Simply put, I just don't see the White Sox .676 performance being sustainable. Not only are some of those seven pitchers likely to fall back towards their historical norms as the season progresses, but their record in one-run games should start to regress towards the mean and their offense is already producing about as well as you would expect (although the return of Frank Thomas should help). That doesn't mean they won't win their division but right now they're relying on a style of play I'd rather call "Luck Ball".


Anonymous said...

46-22 isn't luck. It's a trend. It could be the Sox are playing above their ability, but don't call it luck. Quite simply they are playing better than the teams they face.

Anonymous said...

Can anyone say, "Seattle Mariners?"


Dan Agonistes said...

I didn't mean to imply that the only reason the Sox are 46-22 is that they've been lucky. They've pitched extremely well and they've hit well enough to be in the upper third in the AL. What I'm saying is that rather than being 46-22 their record should probably be about 40-28 based on the performance of their defense and offense. They've been fortunate to get those extra 6 wins. They are still a very good team and should be leading their division.
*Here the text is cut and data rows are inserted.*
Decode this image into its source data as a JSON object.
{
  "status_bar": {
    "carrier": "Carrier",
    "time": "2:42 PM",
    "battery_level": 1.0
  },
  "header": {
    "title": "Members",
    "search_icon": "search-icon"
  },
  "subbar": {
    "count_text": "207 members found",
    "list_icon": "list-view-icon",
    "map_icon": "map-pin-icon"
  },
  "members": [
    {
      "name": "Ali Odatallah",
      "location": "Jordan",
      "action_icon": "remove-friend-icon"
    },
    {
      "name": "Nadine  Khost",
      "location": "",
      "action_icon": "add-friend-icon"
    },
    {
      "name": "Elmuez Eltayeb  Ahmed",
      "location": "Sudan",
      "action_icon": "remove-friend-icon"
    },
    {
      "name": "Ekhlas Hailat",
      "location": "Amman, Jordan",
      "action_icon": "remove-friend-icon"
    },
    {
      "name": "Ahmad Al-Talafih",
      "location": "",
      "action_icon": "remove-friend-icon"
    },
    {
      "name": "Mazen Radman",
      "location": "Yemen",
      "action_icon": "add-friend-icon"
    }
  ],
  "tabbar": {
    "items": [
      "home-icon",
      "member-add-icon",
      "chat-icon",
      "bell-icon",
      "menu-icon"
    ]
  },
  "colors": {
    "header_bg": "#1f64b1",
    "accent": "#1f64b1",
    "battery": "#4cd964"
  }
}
I'm also saying, however, that the ability of their pitchers is probably not reflective of their performance through June 20 and that they'll likely perform worse from here on out. Couple that with the wins they've been fortunate to get thus far and I don't think .676 is sustainable.

Anonymous said...

The fact the Sox have won more than their share of 1 run games could be luck, or it could be that they do have a strategy that succeeds in close ballgames. Or it could be their strategy turns 3 run wins into 1 run wins by giving away outs. Either way, the fact they've won more than their share of close games isn't evidence Mr. Morgan's "smart ball" doesn't work, that's for sure.

That said, I listened to the same broadcast and thought Morgan's comments were absurd.

robert paulson said...

If they did have a system in place that made them more likely to win 1 run games, is it reasonable to assume that they would not be the first team in the history of baseball to have such a system in place? Because up until now, I thought the overwhelming evidence was that it was a statistical aberration when a team performed that much better than predicted in 1 run games. Just look at the Tigers. In 2003 they were one of the worst teams in American League history winning only 43 games on the year, but went 19-18 in 1 run games. Last year they improved to 72-90 overall, but went just 12-27 in 1 run games.

Anonymous said...

the white sox are playing alrite but they need to play better. as soon as it heats up, they need brandon mccrathy to step it up beacuse orlando hernandez has to heal up to stay hea;thy fopr the playoofs where he excels. Legitmatlly the white sox are the front runner for the world series even thinking ahead. They are playing cluytch ball right now and no one can argue ahty they are sustaining the way they should. WHITE SOX IN 05 and in -06..thats my word

Anonymous said...

It baffles me why analysts in the media fail so often to just simply look at a team's runs scored and runs against totals. Heck, you don't even have to do the pythagorean formula to tell if a team is relying more on offense or more on pitching/defense.

Ron said...

Yes, they will normalize. Nice observations. What do you think they will end up at?

Dan Agonistes said...

The interesting thing is that it doesn't appear that the Sox are winning close games primarily because of their relievers ( My best guess then would be around 101 wins (105 based on their current pythagorean projection minus about 4 games for diminished player performance). That means they would go 43-36 the rest of the way. They may well exceed that but they probably won't continue their current pace, which would put them at 111 wins.